■ Your task: Pull every line holding the word "name" from the data below and copy it.

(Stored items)
▬▬▬▬▬▬▬▬▬▬

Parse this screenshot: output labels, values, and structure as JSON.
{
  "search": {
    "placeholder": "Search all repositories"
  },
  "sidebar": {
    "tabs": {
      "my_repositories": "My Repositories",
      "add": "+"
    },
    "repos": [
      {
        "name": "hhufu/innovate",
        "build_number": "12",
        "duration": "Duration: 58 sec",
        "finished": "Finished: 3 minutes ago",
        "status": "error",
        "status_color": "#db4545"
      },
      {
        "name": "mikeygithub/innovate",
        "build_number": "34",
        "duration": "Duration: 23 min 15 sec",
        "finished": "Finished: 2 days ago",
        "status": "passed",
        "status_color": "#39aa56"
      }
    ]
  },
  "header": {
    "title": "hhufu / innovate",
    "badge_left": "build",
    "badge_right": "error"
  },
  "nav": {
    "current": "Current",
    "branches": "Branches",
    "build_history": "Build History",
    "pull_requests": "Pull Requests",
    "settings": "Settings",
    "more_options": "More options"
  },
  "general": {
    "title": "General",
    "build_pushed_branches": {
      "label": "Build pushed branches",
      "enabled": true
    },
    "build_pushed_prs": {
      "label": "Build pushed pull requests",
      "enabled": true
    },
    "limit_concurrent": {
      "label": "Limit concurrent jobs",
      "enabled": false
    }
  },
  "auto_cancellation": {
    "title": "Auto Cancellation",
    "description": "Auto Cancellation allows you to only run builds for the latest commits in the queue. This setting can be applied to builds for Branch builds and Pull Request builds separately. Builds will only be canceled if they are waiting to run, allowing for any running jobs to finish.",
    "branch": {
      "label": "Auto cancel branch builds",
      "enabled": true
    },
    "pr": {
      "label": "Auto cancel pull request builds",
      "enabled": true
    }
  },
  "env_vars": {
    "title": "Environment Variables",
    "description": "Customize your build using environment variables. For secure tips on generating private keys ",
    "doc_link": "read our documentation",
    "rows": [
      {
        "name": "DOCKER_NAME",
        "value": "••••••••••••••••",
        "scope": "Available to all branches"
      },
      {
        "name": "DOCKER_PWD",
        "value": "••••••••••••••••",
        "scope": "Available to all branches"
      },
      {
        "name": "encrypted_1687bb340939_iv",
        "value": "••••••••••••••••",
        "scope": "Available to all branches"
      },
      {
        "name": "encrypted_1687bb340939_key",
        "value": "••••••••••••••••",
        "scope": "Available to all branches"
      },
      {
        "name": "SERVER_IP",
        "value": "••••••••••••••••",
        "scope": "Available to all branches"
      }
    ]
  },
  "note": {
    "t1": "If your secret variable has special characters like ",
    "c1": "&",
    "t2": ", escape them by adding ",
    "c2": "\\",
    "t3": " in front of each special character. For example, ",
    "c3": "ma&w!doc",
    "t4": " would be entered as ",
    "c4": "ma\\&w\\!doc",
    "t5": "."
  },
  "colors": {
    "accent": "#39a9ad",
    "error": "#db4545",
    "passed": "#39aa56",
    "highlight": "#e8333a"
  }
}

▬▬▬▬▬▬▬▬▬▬

■ Exercise result:
        "name": "hhufu/innovate",
        "name": "mikeygithub/innovate",
        "name": "DOCKER_NAME",
        "name": "DOCKER_PWD",
        "name": "encrypted_1687bb340939_iv",
        "name": "encrypted_1687bb340939_key",
        "name": "SERVER_IP",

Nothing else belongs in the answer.